Copy each line of the entries below that contains the string "true".

Interface dataset entries
[Start of section]

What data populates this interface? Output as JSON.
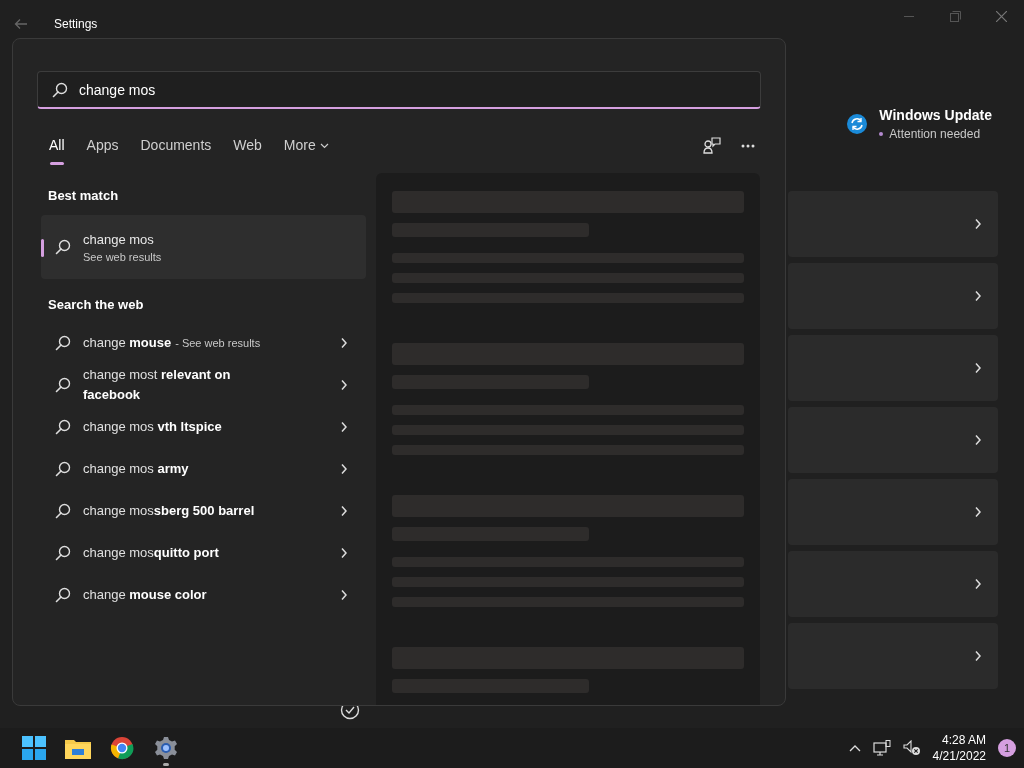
{
  "window": {
    "title": "Settings"
  },
  "update": {
    "title": "Windows Update",
    "status": "Attention needed"
  },
  "search": {
    "query": "change mos",
    "tabs": [
      {
        "label": "All",
        "selected": true,
        "kind": "tab"
      },
      {
        "label": "Apps",
        "selected": false,
        "kind": "tab"
      },
      {
        "label": "Documents",
        "selected": false,
        "kind": "tab"
      },
      {
        "label": "Web",
        "selected": false,
        "kind": "tab"
      },
      {
        "label": "More",
        "selected": false,
        "kind": "menu"
      }
    ],
    "best_match": {
      "heading": "Best match",
      "title": "change mos",
      "subtitle": "See web results",
      "selected": true
    },
    "web": {
      "heading": "Search the web",
      "items": [
        {
          "text": "change **mouse**",
          "suffix": "- See web results"
        },
        {
          "text": "change most **relevant on facebook**"
        },
        {
          "text": "change mos **vth ltspice**"
        },
        {
          "text": "change mos **army**"
        },
        {
          "text": "change mos**sberg 500 barrel**"
        },
        {
          "text": "change mos**quitto port**"
        },
        {
          "text": "change **mouse color**"
        }
      ]
    }
  },
  "taskbar": {
    "apps": [
      {
        "kind": "start",
        "running": false
      },
      {
        "kind": "explorer",
        "running": false
      },
      {
        "kind": "browser",
        "running": false
      },
      {
        "kind": "settings",
        "running": true
      }
    ],
    "time": "4:28 AM",
    "date": "4/21/2022",
    "notifications": "1"
  }
}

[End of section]

**Written response**
        "selected": true,
      "selected": true
        "running": true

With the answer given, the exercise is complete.